2004b) that both Salvinia cucullata and Ludwigia adscendens (plants used extensively by foraging crakes, and, largely, forming the floating mat substrate) "disappeared from the Vientiane wetlands since the snail was introduced".
A guide to the rails, crakes, gallinules and coots of the world.
The White-browed Crake (Porzana cinerea) inhabits well-vegetated lowland nonflowing wetlands from Southeast Asia east through New Guinea and Australia to Polynesia (Taylor 1996, 1998).
The White-browed Crake has not been found in six other wetlands with dense semi-natural aquatic macrophytes around Vientiane city, which we visited during the same months as Nong Pen.
The White-browed Crake may be one of the many species overlooked in Laos up to 1950, but our records are part of a pattern of massive expansion since 1980 of its known Southeast Asia range (Fig.
observed White-browed Crake in February 1983 at Bung Buraphet, Thailand, ~400-500 km north of where the species had been recorded previously in Thailand and only a few months after the first reports from Bung Buraphet.
A single White-browed Crake occurred during 20-28 April 1991 in Hong Kong at Mai Po (Kennerley 1992, Carey et al.
The White-browed Crake is widespread in the Philippines (Dickinson et al.
Wells (1999) considered the White-browed Crake on the Thai-Malay peninsula "mostly dependant" on transient, man-made habitats.

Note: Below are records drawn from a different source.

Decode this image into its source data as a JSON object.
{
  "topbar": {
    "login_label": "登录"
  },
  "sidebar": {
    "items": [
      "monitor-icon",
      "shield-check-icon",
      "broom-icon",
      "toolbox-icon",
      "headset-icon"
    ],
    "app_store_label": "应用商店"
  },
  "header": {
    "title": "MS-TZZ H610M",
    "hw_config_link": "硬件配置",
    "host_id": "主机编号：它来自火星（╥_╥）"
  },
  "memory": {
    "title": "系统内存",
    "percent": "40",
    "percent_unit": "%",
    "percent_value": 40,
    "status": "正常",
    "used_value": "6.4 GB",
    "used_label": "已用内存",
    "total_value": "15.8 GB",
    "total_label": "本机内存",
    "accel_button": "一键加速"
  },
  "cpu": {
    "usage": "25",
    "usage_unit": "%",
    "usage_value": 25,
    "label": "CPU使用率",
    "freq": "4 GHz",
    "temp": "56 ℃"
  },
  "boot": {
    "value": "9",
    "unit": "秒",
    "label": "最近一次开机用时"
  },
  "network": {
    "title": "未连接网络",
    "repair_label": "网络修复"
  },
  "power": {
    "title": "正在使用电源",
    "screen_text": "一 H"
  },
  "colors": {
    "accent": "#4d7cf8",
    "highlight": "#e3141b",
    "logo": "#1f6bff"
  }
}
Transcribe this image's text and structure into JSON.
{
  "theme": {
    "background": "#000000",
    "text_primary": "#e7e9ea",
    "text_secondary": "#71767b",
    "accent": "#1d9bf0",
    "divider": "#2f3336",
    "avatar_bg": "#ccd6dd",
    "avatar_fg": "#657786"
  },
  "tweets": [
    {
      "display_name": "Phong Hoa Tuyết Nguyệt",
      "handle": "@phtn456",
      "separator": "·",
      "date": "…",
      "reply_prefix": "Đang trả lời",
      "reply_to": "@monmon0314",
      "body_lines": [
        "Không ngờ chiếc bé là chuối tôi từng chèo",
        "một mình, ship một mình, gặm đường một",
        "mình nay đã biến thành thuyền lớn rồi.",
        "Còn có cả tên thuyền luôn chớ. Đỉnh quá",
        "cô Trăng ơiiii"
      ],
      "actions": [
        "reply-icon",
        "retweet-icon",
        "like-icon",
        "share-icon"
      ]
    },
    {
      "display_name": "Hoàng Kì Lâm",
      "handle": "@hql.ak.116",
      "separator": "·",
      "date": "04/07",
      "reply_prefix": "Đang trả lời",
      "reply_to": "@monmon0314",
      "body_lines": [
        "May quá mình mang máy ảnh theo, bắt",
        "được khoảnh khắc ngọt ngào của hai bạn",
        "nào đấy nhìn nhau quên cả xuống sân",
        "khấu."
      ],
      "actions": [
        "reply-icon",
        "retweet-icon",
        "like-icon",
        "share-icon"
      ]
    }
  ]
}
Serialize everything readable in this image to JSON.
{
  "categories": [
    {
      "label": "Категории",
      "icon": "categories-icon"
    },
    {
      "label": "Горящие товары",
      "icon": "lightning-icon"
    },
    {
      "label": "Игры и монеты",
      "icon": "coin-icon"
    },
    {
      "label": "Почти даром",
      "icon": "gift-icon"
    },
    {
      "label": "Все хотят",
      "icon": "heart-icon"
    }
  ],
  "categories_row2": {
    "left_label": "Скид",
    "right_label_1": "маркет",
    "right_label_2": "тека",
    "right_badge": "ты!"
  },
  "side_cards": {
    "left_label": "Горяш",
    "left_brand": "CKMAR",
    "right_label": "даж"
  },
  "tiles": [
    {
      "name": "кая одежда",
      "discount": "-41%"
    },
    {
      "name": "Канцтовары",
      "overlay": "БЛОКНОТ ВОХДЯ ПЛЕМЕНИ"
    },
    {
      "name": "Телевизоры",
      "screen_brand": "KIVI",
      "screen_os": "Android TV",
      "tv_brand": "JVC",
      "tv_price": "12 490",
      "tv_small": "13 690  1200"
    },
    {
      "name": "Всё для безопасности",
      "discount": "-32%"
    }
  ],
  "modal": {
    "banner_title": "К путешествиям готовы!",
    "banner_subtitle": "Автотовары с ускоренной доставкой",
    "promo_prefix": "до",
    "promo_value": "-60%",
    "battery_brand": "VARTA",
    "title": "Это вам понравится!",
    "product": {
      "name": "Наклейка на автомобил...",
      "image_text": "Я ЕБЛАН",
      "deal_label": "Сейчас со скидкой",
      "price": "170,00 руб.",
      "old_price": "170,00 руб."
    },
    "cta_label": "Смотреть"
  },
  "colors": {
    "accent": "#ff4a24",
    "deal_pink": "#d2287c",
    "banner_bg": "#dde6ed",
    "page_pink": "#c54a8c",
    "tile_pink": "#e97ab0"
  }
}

That the White-browed Crake might greatly have expanded its geographic range is not a positive indication of overall marsh bird status in Indochina.